Community discusses diversity report in open session
Published: Friday, October 11, 2013
Updated: Friday, October 11, 2013 08:10
University President Anthony Monaco and Chair of the Undergraduate Student Experience on the Council on Diversity Adriana Zavala led an open discussion session on the Report of the Council on Diversity yesterday in the Interfaith Center.
The report represents a year and half’s worth of research and discussion from a council of students, faculty, staff and alumni. Members of the Tufts community were invited to provide feedback on the report before the Council releases a final report later in the semester.
To begin the conversation, Monaco said that, though many minority students reflect positively on their time at Tufts, they have often felt pressured to explain issues of diversity to their peers.
“What I heard in those discussions [with students] is that the burden is too much for students to be constantly, on an every day basis, to be dealing with what we call ‘micro-aggressions,’” Monaco said. “It was that motivation that really got me to think about creating a diversity council.”
Erica Satin-Hernanadez (LA ’13) said she was glad that the university did not see the fulfillment of one class as sufficient education on diversity but instead took the approach of an ongoing process, incorporating these issues into the curricula for all classes.
“The move toward social justice underlying all things on the campus especially in course work as a requirement for all students [is extremely important],” she said.
On the other hand, junior John Kelly voiced concern about the way that diversity learning is integrated into course work. Often times, he said, classes only address how people of color or of diverse sexual orientations are relevant in the class topic for about a week and then move on without mentioning these groups again.
“I don’t see anything in this report that’s going to change that and that worries me because I don’t think that’s an effective way to teach things like social justice,” Kelly said.
Zavala replied that these questions are to be examined in the university’s next step — determining how to best implement the new policies. She added that faculty members are the ones with the most control over their course curriculums.
“We understand that students are eager to see this plan on the ground,” Zavala said. “What we’re saying is that this has to be multidisciplinary, multi-prong and you have to get the faculty on board with that.”
Senior Grainne Griffiths spoke next about engaging not only underrepresented groups but also students in the majority about changing campus atmosphere. Griffiths explained that it was important to get these students to recognize their own identities and privileges.

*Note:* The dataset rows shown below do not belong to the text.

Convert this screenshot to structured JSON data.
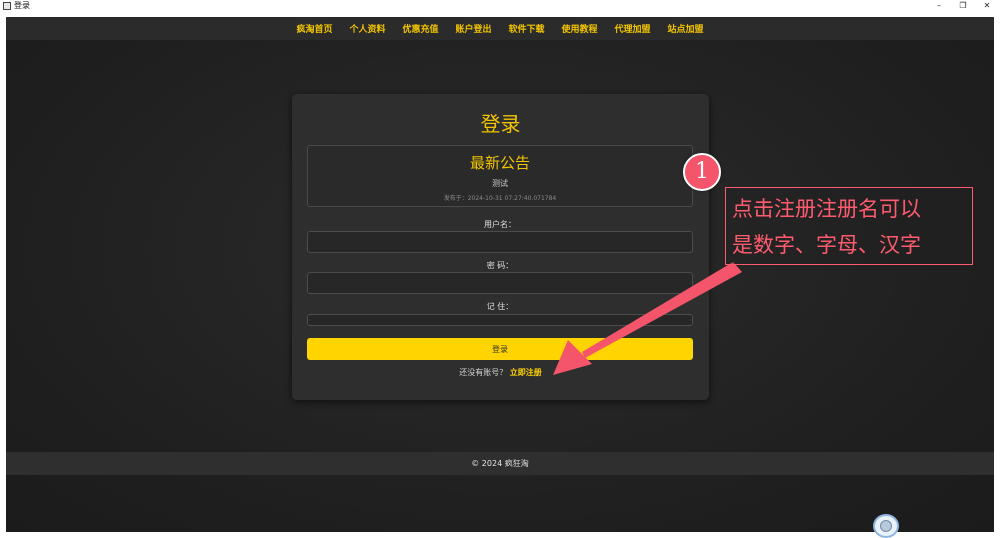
{
  "window": {
    "title": "登录",
    "minimize": "–",
    "maximize": "❐",
    "close": "✕"
  },
  "nav": [
    "疯淘首页",
    "个人资料",
    "优惠充值",
    "账户登出",
    "软件下载",
    "使用教程",
    "代理加盟",
    "站点加盟"
  ],
  "login": {
    "title": "登录",
    "notice": {
      "title": "最新公告",
      "body": "测试",
      "date": "发布于：2024-10-31 07:27:40.071784"
    },
    "username_label": "用户名：",
    "password_label": "密 码：",
    "remember_label": "记 住：",
    "login_button": "登录",
    "register_prompt": "还没有账号？",
    "register_link": "立即注册"
  },
  "footer": {
    "text": "© 2024 疯狂淘"
  },
  "annotation": {
    "number": "1",
    "text_line1": "点击注册注册名可以",
    "text_line2": "是数字、字母、汉字"
  },
  "colors": {
    "accent": "#ffd400",
    "annotation": "#ff5b6e"
  }
}
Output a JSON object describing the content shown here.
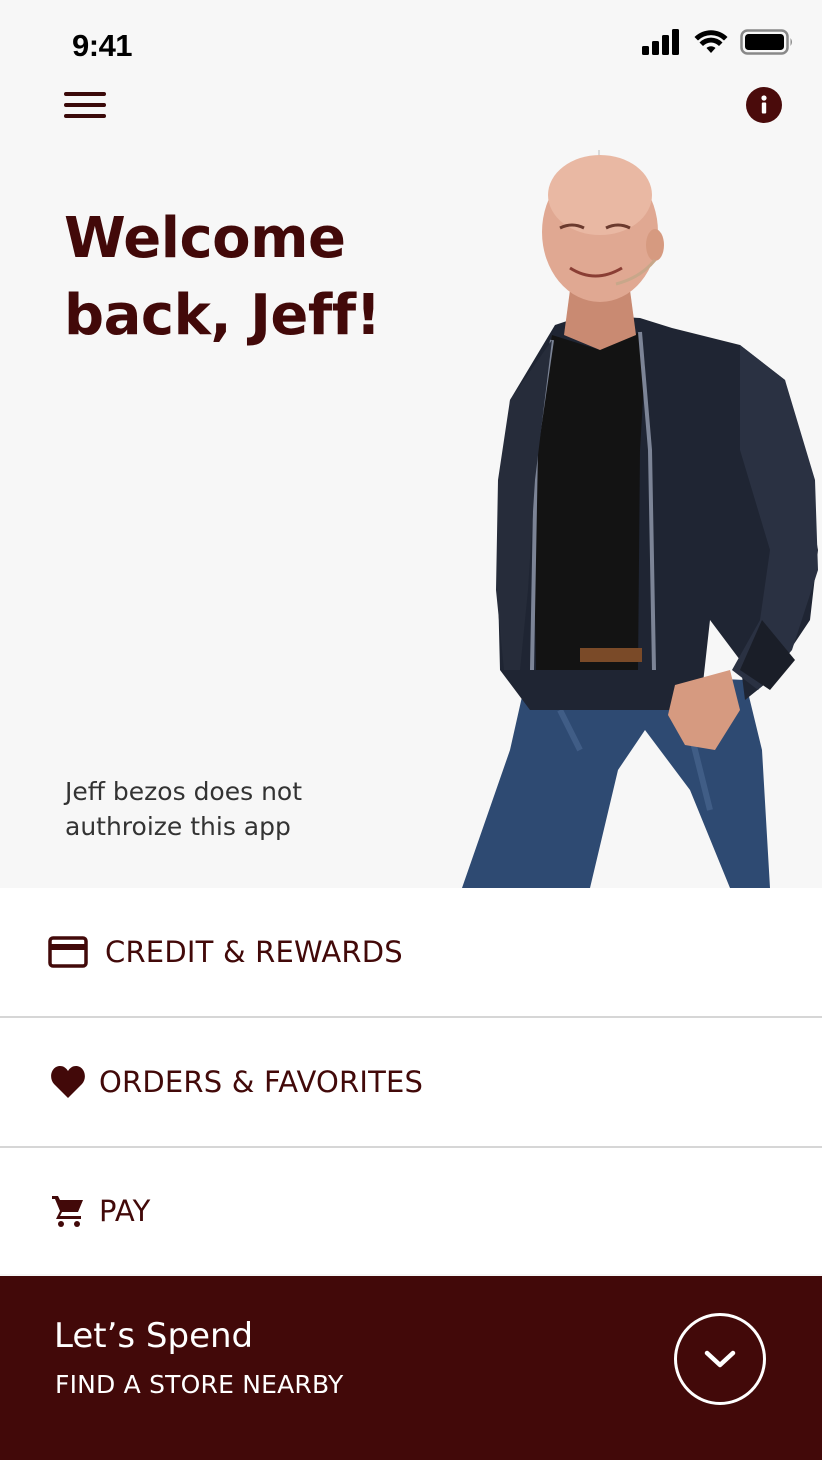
{
  "status_bar": {
    "time": "9:41",
    "icons": [
      "signal-icon",
      "wifi-icon",
      "battery-icon"
    ]
  },
  "header": {
    "menu_icon": "hamburger-menu-icon",
    "info_icon": "info-icon"
  },
  "hero": {
    "welcome_line1": "Welcome",
    "welcome_line2": "back, Jeff!",
    "disclaimer_line1": "Jeff bezos does not",
    "disclaimer_line2": "authroize this app"
  },
  "menu": {
    "items": [
      {
        "label": "CREDIT & REWARDS",
        "icon": "credit-card-icon"
      },
      {
        "label": "ORDERS & FAVORITES",
        "icon": "heart-icon"
      },
      {
        "label": "PAY",
        "icon": "shopping-cart-icon"
      }
    ]
  },
  "bottom_bar": {
    "title": "Let’s Spend",
    "subtitle": "FIND A STORE NEARBY",
    "action_icon": "chevron-down-icon"
  },
  "colors": {
    "brand": "#420909",
    "background": "#f7f7f7",
    "surface": "#ffffff",
    "divider": "#d6d6d6"
  }
}
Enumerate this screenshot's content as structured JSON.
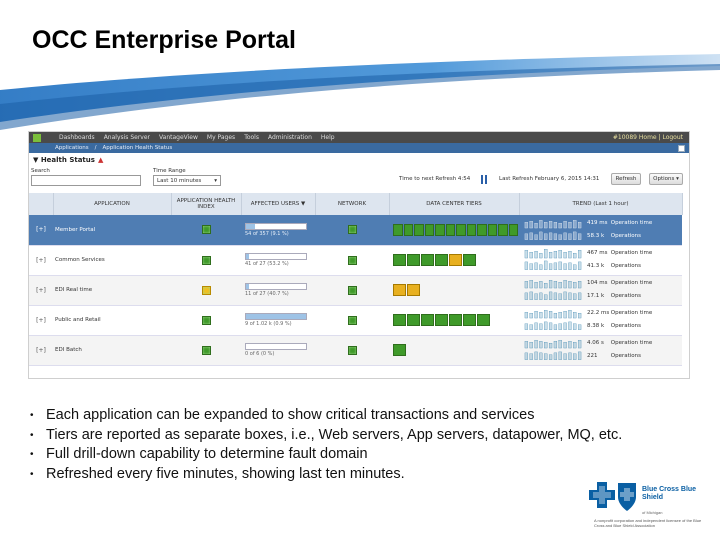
{
  "slide": {
    "title": "OCC Enterprise Portal",
    "bullets": [
      "Each application can be expanded to show critical transactions and services",
      "Tiers are reported as separate boxes, i.e., Web servers, App servers, datapower, MQ, etc.",
      "Full drill-down capability to determine fault domain",
      "Refreshed every five minutes, showing last ten minutes."
    ],
    "bullet_glyph": "•"
  },
  "portal": {
    "nav": [
      "Dashboards",
      "Analysis Server",
      "VantageView",
      "My Pages",
      "Tools",
      "Administration",
      "Help"
    ],
    "nav_right": "#10089 Home | Logout",
    "breadcrumb": [
      "Applications",
      "/",
      "Application Health Status"
    ],
    "page_title": "Health Status",
    "search_label": "Search",
    "time_range_label": "Time Range",
    "time_range_value": "Last 10 minutes",
    "next_refresh": "Time to next Refresh  4:54",
    "last_refresh": "Last Refresh  February 6, 2015 14:31",
    "refresh_button": "Refresh",
    "options_button": "Options ▾",
    "columns": [
      "APPLICATION",
      "APPLICATION HEALTH INDEX",
      "AFFECTED USERS ▼",
      "NETWORK",
      "DATA CENTER TIERS",
      "TREND (Last 1 hour)"
    ],
    "rows": [
      {
        "expander": "[+]",
        "name": "Member Portal",
        "health": "ok",
        "users_fraction": 0.15,
        "users_text": "54 of 357 (9.1 %)",
        "network": "ok",
        "tiers": [
          "ok",
          "ok",
          "ok",
          "ok",
          "ok",
          "ok",
          "ok",
          "ok",
          "ok",
          "ok",
          "ok",
          "ok"
        ],
        "trend_top": "419 ms",
        "trend_top_label": "Operation time",
        "trend_bottom": "58.3 k",
        "trend_bottom_label": "Operations",
        "selected": true
      },
      {
        "expander": "[+]",
        "name": "Common Services",
        "health": "ok",
        "users_fraction": 0.05,
        "users_text": "41 of 27 (53.2 %)",
        "network": "ok",
        "tiers": [
          "ok",
          "ok",
          "ok",
          "ok",
          "warn",
          "ok"
        ],
        "trend_top": "467 ms",
        "trend_top_label": "Operation time",
        "trend_bottom": "41.3 k",
        "trend_bottom_label": "Operations",
        "selected": false
      },
      {
        "expander": "[+]",
        "name": "EDI Real time",
        "health": "warn",
        "users_fraction": 0.05,
        "users_text": "11 of 27 (40.7 %)",
        "network": "ok",
        "tiers": [
          "warn",
          "warn"
        ],
        "trend_top": "104 ms",
        "trend_top_label": "Operation time",
        "trend_bottom": "17.1 k",
        "trend_bottom_label": "Operations",
        "selected": false
      },
      {
        "expander": "[+]",
        "name": "Public and Retail",
        "health": "ok",
        "users_fraction": 1.0,
        "users_text": "9 of 1.02 k (0.9 %)",
        "network": "ok",
        "tiers": [
          "ok",
          "ok",
          "ok",
          "ok",
          "ok",
          "ok",
          "ok"
        ],
        "trend_top": "22.2 ms",
        "trend_top_label": "Operation time",
        "trend_bottom": "8.38 k",
        "trend_bottom_label": "Operations",
        "selected": false
      },
      {
        "expander": "[+]",
        "name": "EDI Batch",
        "health": "ok",
        "users_fraction": 0.0,
        "users_text": "0 of 6 (0 %)",
        "network": "ok",
        "tiers": [
          "ok"
        ],
        "trend_top": "4.06 s",
        "trend_top_label": "Operation time",
        "trend_bottom": "221",
        "trend_bottom_label": "Operations",
        "selected": false
      }
    ]
  },
  "branding": {
    "logo_name": "Blue Cross Blue Shield",
    "logo_sub": "of Michigan",
    "footer": "A nonprofit corporation and independent licensee of the Blue Cross and Blue Shield Association"
  },
  "colors": {
    "swoosh": "#2b7bc6",
    "ok": "#3f9a2a",
    "warn": "#f0c020",
    "selected_row": "#4f7db3",
    "brand_blue": "#0a5fa3"
  }
}
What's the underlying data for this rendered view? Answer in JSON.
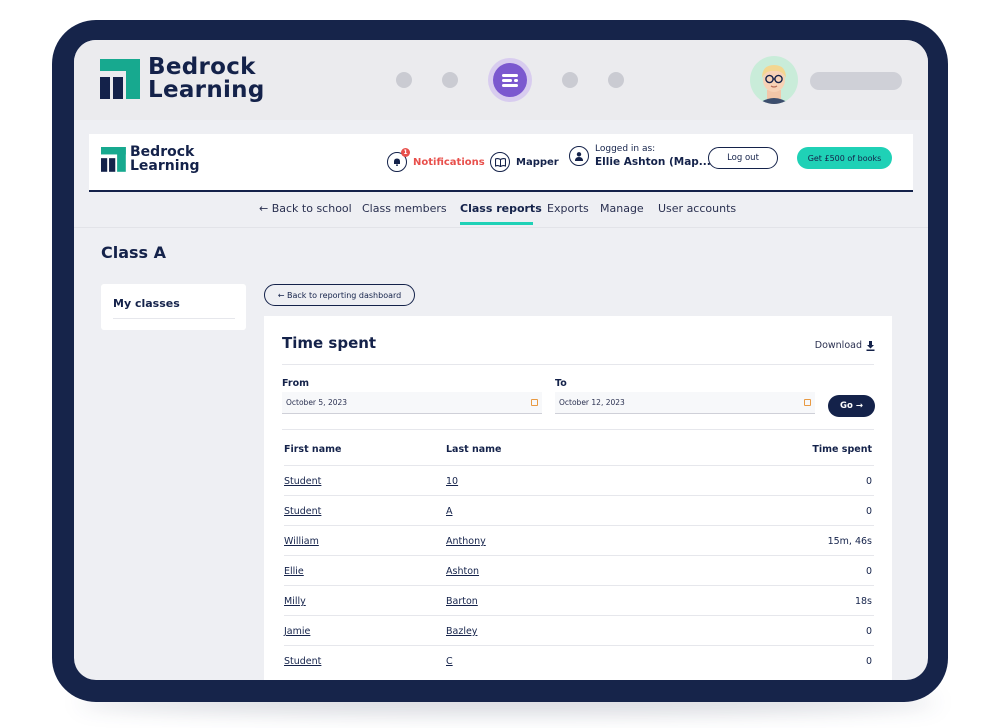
{
  "brand": {
    "logo_line1": "Bedrock",
    "logo_line2": "Learning",
    "accent": "#1fd1b6",
    "logo_green": "#17a98f",
    "navy": "#14224a",
    "device_frame": "#16244a",
    "alert_red": "#e8504c",
    "stepper_active": "#7b58cf"
  },
  "header": {
    "notifications": {
      "icon": "bell-icon",
      "badge": "1",
      "label": "Notifications"
    },
    "mapper": {
      "icon": "book-icon",
      "label": "Mapper"
    },
    "logged_in": {
      "icon": "user-icon",
      "label": "Logged in as:",
      "user": "Ellie Ashton (Map..."
    },
    "logout_label": "Log out",
    "books_label": "Get £500 of books"
  },
  "subnav": {
    "back_label": "← Back to school",
    "tabs": [
      {
        "label": "Class members",
        "active": false
      },
      {
        "label": "Class reports",
        "active": true
      },
      {
        "label": "Exports",
        "active": false
      },
      {
        "label": "Manage",
        "active": false
      },
      {
        "label": "User accounts",
        "active": false
      }
    ]
  },
  "page": {
    "class_title": "Class A",
    "sidebar_label": "My classes",
    "back_dashboard_label": "← Back to reporting dashboard"
  },
  "report": {
    "title": "Time spent",
    "download_label": "Download",
    "from_label": "From",
    "from_value": "October 5, 2023",
    "to_label": "To",
    "to_value": "October 12, 2023",
    "go_label": "Go →",
    "columns": [
      "First name",
      "Last name",
      "Time spent"
    ],
    "rows": [
      {
        "first": "Student",
        "last": "10",
        "time": "0"
      },
      {
        "first": "Student",
        "last": "A",
        "time": "0"
      },
      {
        "first": "William",
        "last": "Anthony",
        "time": "15m, 46s"
      },
      {
        "first": "Ellie",
        "last": "Ashton",
        "time": "0"
      },
      {
        "first": "Milly",
        "last": "Barton",
        "time": "18s"
      },
      {
        "first": "Jamie",
        "last": "Bazley",
        "time": "0"
      },
      {
        "first": "Student",
        "last": "C",
        "time": "0"
      }
    ]
  }
}
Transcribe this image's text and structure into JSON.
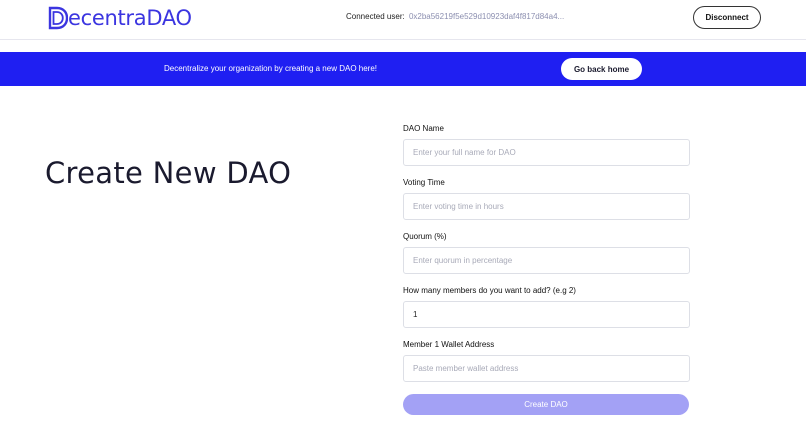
{
  "header": {
    "logo_text": "ecentraDAO",
    "connected_label": "Connected user:",
    "connected_address": "0x2ba56219f5e529d10923daf4f817d84a4...",
    "disconnect_label": "Disconnect"
  },
  "banner": {
    "text": "Decentralize your organization by creating a new DAO here!",
    "home_label": "Go back home"
  },
  "main": {
    "title": "Create New DAO"
  },
  "form": {
    "dao_name": {
      "label": "DAO Name",
      "placeholder": "Enter your full name for DAO",
      "value": ""
    },
    "voting_time": {
      "label": "Voting Time",
      "placeholder": "Enter voting time in hours",
      "value": ""
    },
    "quorum": {
      "label": "Quorum (%)",
      "placeholder": "Enter quorum in percentage",
      "value": ""
    },
    "members_count": {
      "label": "How many members do you want to add? (e.g 2)",
      "placeholder": "",
      "value": "1"
    },
    "member_1": {
      "label": "Member 1 Wallet Address",
      "placeholder": "Paste member wallet address",
      "value": ""
    },
    "submit_label": "Create DAO"
  },
  "colors": {
    "brand": "#3b35e0",
    "banner": "#1f1ff2",
    "submit_disabled": "#a3a1f5"
  },
  "icons": {
    "logo": "logo-d-icon"
  }
}
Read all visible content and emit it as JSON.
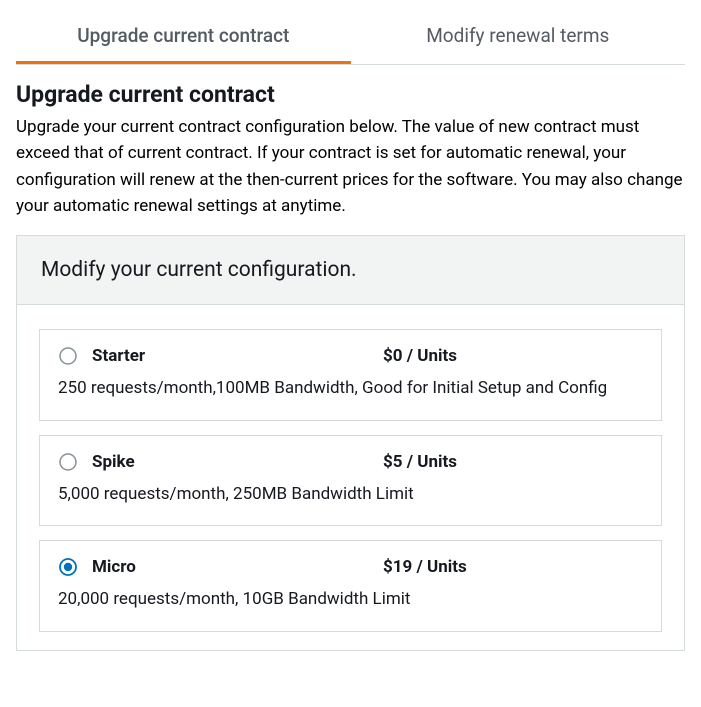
{
  "tabs": {
    "upgrade": "Upgrade current contract",
    "modify": "Modify renewal terms"
  },
  "page": {
    "title": "Upgrade current contract",
    "description": "Upgrade your current contract configuration below. The value of new contract must exceed that of current contract. If your contract is set for automatic renewal, your configuration will renew at the then-current prices for the software. You may also change your automatic renewal settings at anytime."
  },
  "panel": {
    "header": "Modify your current configuration."
  },
  "options": [
    {
      "name": "Starter",
      "price": "$0 / Units",
      "desc": "250 requests/month,100MB Bandwidth, Good for Initial Setup and Config",
      "selected": false
    },
    {
      "name": "Spike",
      "price": "$5 / Units",
      "desc": "5,000 requests/month, 250MB Bandwidth Limit",
      "selected": false
    },
    {
      "name": "Micro",
      "price": "$19 / Units",
      "desc": "20,000 requests/month, 10GB Bandwidth Limit",
      "selected": true
    }
  ]
}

“There’s lots of talk about engaging historically marginalized students and underrepresented students but there’s very little about engaging the students in the majority, and I think that’s critical,” she said.
Kelly said that he felt that the faculty members reviewing the report had not addressed many of the issues that he and other students had outlined during last semester’s meeting, such as its broad definition of “diversity.”
“It’s time-consuming, it’s frustrating, it’s traumatizing and nothing seems to be getting done,” he said.
Zavala said she stood by the report’s definition, which needed to be broad enough to include all facets of the student experience. She also assured Kelly that she had reviewed all the notes from previous meetings and had made all the changes she thought were necessary.
“We are listening,” she said. “I will ultimately say that I stand by the report. It’s not a roadmap that tells you exactly when to turn right or left, but it’s a way of looking towards accountability and campus climate.”
Regarding the report’s goal to extend awareness of diversity into all classes, Professor in the Department of Computer Science Lenore Cowen said there was not a real peace and justice component to mathematics.
As a female graduate of the Massachusetts Institute of Technology, she said she was often aware of being the only enrolled woman in certain classes. However, she didn’t want the professor to treat her any differently because of her gender.
“Every now and then, people just want you to be gender-blind, color-blind, [blind to sexual orientation],” Cowen said. “Just treat them as people and understand that their experience is different.”
Zavala argued that there were areas of math that should be examined with a gender context.
“I recognize that there are certain departments that will find it challenging to engage with how to be true to the values of Tufts,” she said. “What I guess I want to say is nobody gets a pass.”
In response to specific concerns like the falling retention rate of students of color at the university, Monaco said that part of the reason for his recent trips around the country was to generate the funds to fix these problems. Just this past week, after discussing this issue with alumni, an alumnus pledged $100,000 toward increasing financial aid, he said.
“I’m not out there telling them only that Tufts is wonderful,” he said. “I’m out there telling them what the challenges are and how, as alumni, they can help us.”
Several students, including Rae Axner, expressed concern about the role that students will play in the next steps of finalizing and implementing the report.